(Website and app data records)
----------------
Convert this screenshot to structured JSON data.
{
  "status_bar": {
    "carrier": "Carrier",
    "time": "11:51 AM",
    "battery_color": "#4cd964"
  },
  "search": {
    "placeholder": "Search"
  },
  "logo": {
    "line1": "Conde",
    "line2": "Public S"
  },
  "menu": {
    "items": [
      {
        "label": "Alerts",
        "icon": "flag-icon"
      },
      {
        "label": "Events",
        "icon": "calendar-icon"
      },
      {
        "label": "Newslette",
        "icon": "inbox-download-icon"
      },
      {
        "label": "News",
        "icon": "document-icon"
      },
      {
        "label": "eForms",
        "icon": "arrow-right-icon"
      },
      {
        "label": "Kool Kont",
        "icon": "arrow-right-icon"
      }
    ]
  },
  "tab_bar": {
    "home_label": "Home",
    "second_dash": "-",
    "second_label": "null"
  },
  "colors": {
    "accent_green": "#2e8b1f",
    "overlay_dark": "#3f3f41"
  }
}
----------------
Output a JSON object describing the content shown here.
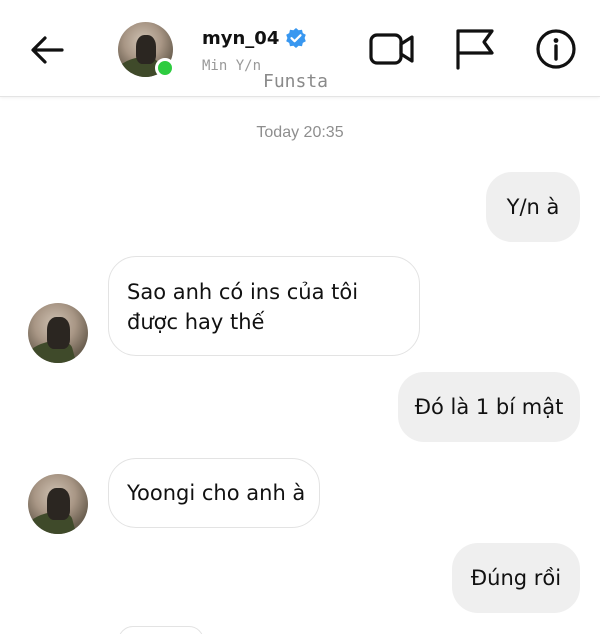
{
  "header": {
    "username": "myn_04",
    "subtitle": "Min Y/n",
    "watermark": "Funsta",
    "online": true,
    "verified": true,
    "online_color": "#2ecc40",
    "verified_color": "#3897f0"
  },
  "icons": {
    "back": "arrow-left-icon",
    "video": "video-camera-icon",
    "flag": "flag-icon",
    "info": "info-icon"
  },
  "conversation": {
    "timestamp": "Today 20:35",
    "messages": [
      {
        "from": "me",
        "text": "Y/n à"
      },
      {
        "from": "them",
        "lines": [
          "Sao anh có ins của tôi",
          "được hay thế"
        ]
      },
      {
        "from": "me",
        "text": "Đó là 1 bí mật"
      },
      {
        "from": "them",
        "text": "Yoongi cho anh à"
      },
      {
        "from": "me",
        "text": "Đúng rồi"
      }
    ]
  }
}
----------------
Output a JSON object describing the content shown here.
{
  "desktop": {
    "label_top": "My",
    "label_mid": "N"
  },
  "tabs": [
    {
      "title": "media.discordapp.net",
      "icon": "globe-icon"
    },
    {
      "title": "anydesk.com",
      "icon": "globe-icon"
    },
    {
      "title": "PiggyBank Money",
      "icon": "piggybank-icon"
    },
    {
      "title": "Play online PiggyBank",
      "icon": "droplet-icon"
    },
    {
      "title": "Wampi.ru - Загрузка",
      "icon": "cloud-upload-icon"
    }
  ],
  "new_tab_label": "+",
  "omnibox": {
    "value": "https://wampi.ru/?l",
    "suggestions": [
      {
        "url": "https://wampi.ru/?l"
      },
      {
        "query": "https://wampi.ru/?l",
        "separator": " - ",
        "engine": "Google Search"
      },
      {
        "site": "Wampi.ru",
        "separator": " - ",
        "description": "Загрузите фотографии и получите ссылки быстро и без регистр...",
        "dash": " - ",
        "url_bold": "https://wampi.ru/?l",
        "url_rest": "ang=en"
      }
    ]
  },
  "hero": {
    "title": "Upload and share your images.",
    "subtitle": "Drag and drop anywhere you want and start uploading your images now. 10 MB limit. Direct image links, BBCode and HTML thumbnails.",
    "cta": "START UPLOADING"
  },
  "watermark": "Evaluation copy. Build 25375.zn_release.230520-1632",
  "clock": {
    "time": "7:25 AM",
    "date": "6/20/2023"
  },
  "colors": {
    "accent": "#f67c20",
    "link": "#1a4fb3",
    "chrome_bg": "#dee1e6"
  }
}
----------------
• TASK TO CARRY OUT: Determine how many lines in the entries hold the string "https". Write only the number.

• ANSWER TO THIS EXERCISE: 4